Yes, I understand but that's the problem, I'm sure those breakers are going to have too much on them. All of the tank stuff is on breakers by themselves (ie...no toasters or microwaves, etc), but the amount of equipment itself is just alot (skimmer, tunzes, return pump, mh's, T12's, fan, etc.) I can just see those succors popping off once a day. Sounds like you are saying I need to upsize the breaker down in the box that controls all this, yes? And then I can switch out the recept's to GFCI and not worry about them tripping due to overload.
NO, it is not that easy to just put in a larger breaker!
The wire size and breaker size MUST MATCH!
#14 AWG on a 15amp Breaker.
#12 AWG on a 20amp Breaker.
You need a qualified electrician to check this out or you WILL need that fire extinguisher.

Bottom line, nuisance tripping on a GFCI is still better than a lethal shock.
from no protection at all.
 
#19
Originally Posted by florida joe
http:///forum/post/2974207
ANOTHER CAT
Seriously I am guessing a fire extinguisher.
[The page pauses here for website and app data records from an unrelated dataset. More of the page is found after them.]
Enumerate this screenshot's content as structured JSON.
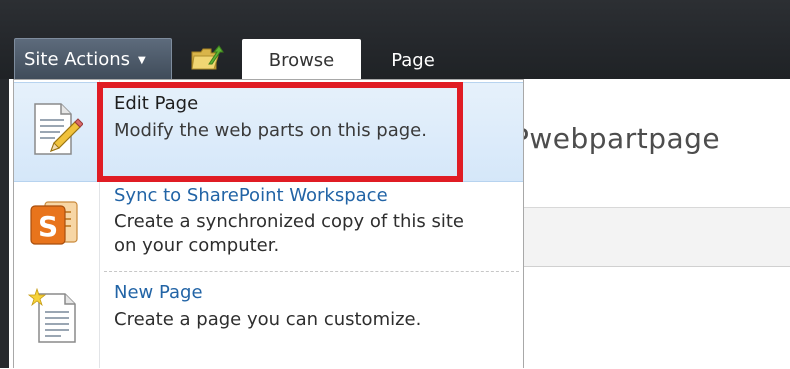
{
  "ribbon": {
    "site_actions_label": "Site Actions",
    "tabs": [
      {
        "label": "Browse",
        "selected": true
      },
      {
        "label": "Page",
        "selected": false
      }
    ]
  },
  "page": {
    "title_partial": "Pwebpartpage"
  },
  "menu": {
    "items": [
      {
        "title": "Edit Page",
        "description": "Modify the web parts on this page.",
        "icon": "edit-page-icon",
        "highlighted": true
      },
      {
        "title": "Sync to SharePoint Workspace",
        "description": "Create a synchronized copy of this site on your computer.",
        "icon": "sharepoint-workspace-icon"
      },
      {
        "title": "New Page",
        "description": "Create a page you can customize.",
        "icon": "new-page-icon"
      }
    ]
  },
  "colors": {
    "ribbon_bg": "#24272b",
    "menu_title": "#2264a6",
    "highlight_bg": "#d5e7f9",
    "annotation_red": "#e01c24"
  }
}
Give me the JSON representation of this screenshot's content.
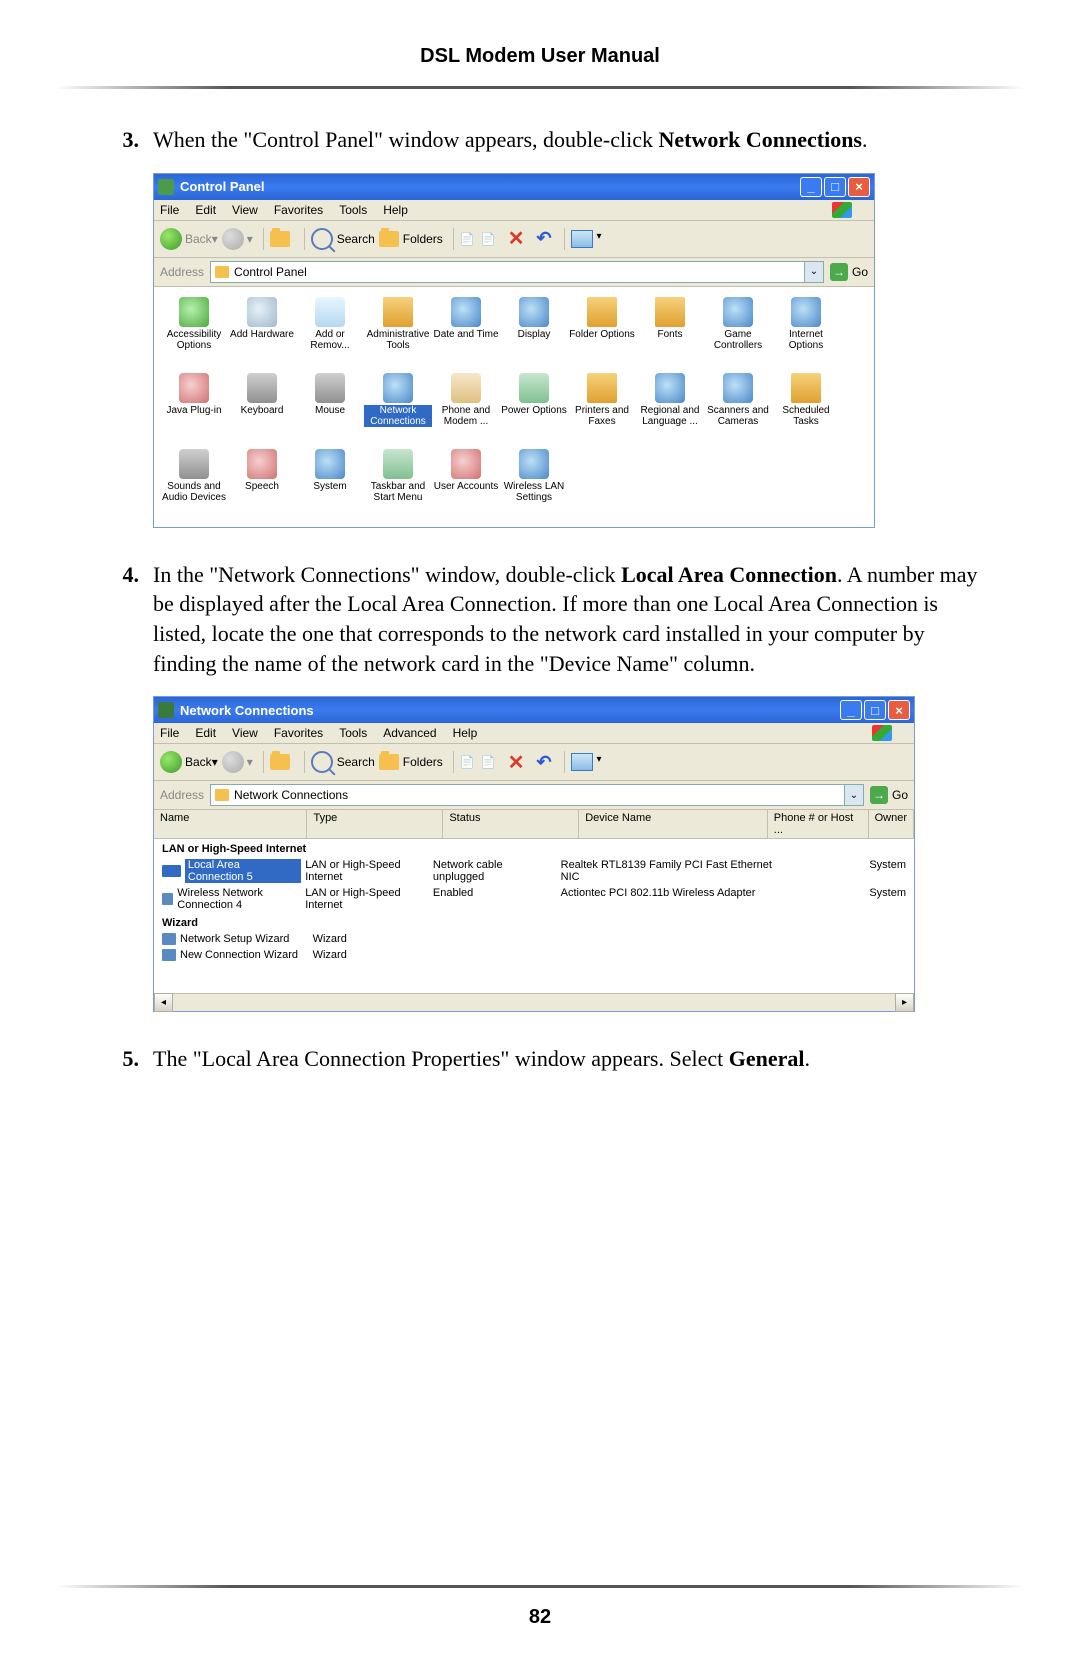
{
  "header": {
    "title": "DSL Modem User Manual"
  },
  "steps": {
    "s3": {
      "num": "3.",
      "pre": "When the \"Control Panel\" window appears, double-click ",
      "bold": "Network Connections",
      "post": "."
    },
    "s4": {
      "num": "4.",
      "pre": "In the \"Network Connections\" window, double-click ",
      "bold": "Local Area Connection",
      "post": ". A number may be displayed after the Local Area Connection. If more than one Local Area Connection is listed, locate the one that corresponds to the network card installed in your computer by finding the name of the network card in the \"Device Name\" column."
    },
    "s5": {
      "num": "5.",
      "pre": "The \"Local Area Connection Properties\" window appears. Select ",
      "bold": "General",
      "post": "."
    }
  },
  "cp": {
    "title": "Control Panel",
    "menu": {
      "file": "File",
      "edit": "Edit",
      "view": "View",
      "fav": "Favorites",
      "tools": "Tools",
      "help": "Help"
    },
    "toolbar": {
      "back": "Back",
      "search": "Search",
      "folders": "Folders"
    },
    "addr": {
      "label": "Address",
      "value": "Control Panel",
      "go": "Go"
    },
    "items": [
      {
        "label": "Accessibility Options",
        "c": "c1"
      },
      {
        "label": "Add Hardware",
        "c": "c2"
      },
      {
        "label": "Add or Remov...",
        "c": "c3"
      },
      {
        "label": "Administrative Tools",
        "c": "c4"
      },
      {
        "label": "Date and Time",
        "c": "c5"
      },
      {
        "label": "Display",
        "c": "c5"
      },
      {
        "label": "Folder Options",
        "c": "c4"
      },
      {
        "label": "Fonts",
        "c": "c4"
      },
      {
        "label": "Game Controllers",
        "c": "c5"
      },
      {
        "label": "Internet Options",
        "c": "c5"
      },
      {
        "label": "Java Plug-in",
        "c": "c8"
      },
      {
        "label": "Keyboard",
        "c": "c6"
      },
      {
        "label": "Mouse",
        "c": "c6"
      },
      {
        "label": "Network Connections",
        "c": "c5",
        "sel": true
      },
      {
        "label": "Phone and Modem ...",
        "c": "c7"
      },
      {
        "label": "Power Options",
        "c": "c9"
      },
      {
        "label": "Printers and Faxes",
        "c": "c4"
      },
      {
        "label": "Regional and Language ...",
        "c": "c5"
      },
      {
        "label": "Scanners and Cameras",
        "c": "c5"
      },
      {
        "label": "Scheduled Tasks",
        "c": "c4"
      },
      {
        "label": "Sounds and Audio Devices",
        "c": "c6"
      },
      {
        "label": "Speech",
        "c": "c8"
      },
      {
        "label": "System",
        "c": "c5"
      },
      {
        "label": "Taskbar and Start Menu",
        "c": "c9"
      },
      {
        "label": "User Accounts",
        "c": "c8"
      },
      {
        "label": "Wireless LAN Settings",
        "c": "c5"
      }
    ]
  },
  "nc": {
    "title": "Network Connections",
    "menu": {
      "file": "File",
      "edit": "Edit",
      "view": "View",
      "fav": "Favorites",
      "tools": "Tools",
      "adv": "Advanced",
      "help": "Help"
    },
    "toolbar": {
      "back": "Back",
      "search": "Search",
      "folders": "Folders"
    },
    "addr": {
      "label": "Address",
      "value": "Network Connections",
      "go": "Go"
    },
    "cols": {
      "name": "Name",
      "type": "Type",
      "status": "Status",
      "dev": "Device Name",
      "phone": "Phone # or Host ...",
      "owner": "Owner"
    },
    "group1": "LAN or High-Speed Internet",
    "rows1": [
      {
        "name": "Local Area Connection 5",
        "type": "LAN or High-Speed Internet",
        "status": "Network cable unplugged",
        "dev": "Realtek RTL8139 Family PCI Fast Ethernet NIC",
        "owner": "System",
        "sel": true
      },
      {
        "name": "Wireless Network Connection 4",
        "type": "LAN or High-Speed Internet",
        "status": "Enabled",
        "dev": "Actiontec PCI 802.11b Wireless Adapter",
        "owner": "System"
      }
    ],
    "group2": "Wizard",
    "rows2": [
      {
        "name": "Network Setup Wizard",
        "type": "Wizard"
      },
      {
        "name": "New Connection Wizard",
        "type": "Wizard"
      }
    ]
  },
  "page_number": "82"
}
Good for you
Anyway I got to thinking about it, I am going to get 2 more, 1 for the kitchen, and one for the fish room....andthe one I got today is going by my bed...If I hear the fire alarm during the night, I sure do not want to have to look for the fire extinguisher (or my cat)
 

t316

Active Member
#20
Originally Posted by meowzer
http:///forum/post/2974840
Anyway I got to thinking about it, I am going to get 2 more, 1 for the kitchen, and one for the fish room....andthe one I got today is going by my bed...If I hear the fire alarm during the night, I sure do not want to have to look for the fire extinguisher (or my cat)
I'm sure the cat would be right there in your bed next to you, knowing you

Originally Posted by JimVette1

http:///forum/post/2974421
NO, it is not that easy to just put in a larger breaker!
The wire size and breaker size MUST MATCH!
#14 AWG on a 15amp Breaker.
#12 AWG on a 20amp Breaker.
You need a qualified electrician to check this out or you WILL need that fire extinguisher.

Bottom line, nuisance tripping on a GFCI is still better than a lethal shock.
from no protection at all.
I'll call the electrician who wired the house for me. I can change out the recept's, but no, I'm not experienced enough to know what I'm looking at, with certainty, down there in the breaker panel. (I'm having visions of Tool Time here
).
And just for Joe's thread topic here, I'll add that this is a reminder for everyone to replace the batteries in their smoke alarms. Not just for your tank's sake, but for your family. Also, make sure you have drip loops on all your cords that are located near the tank.
 
Top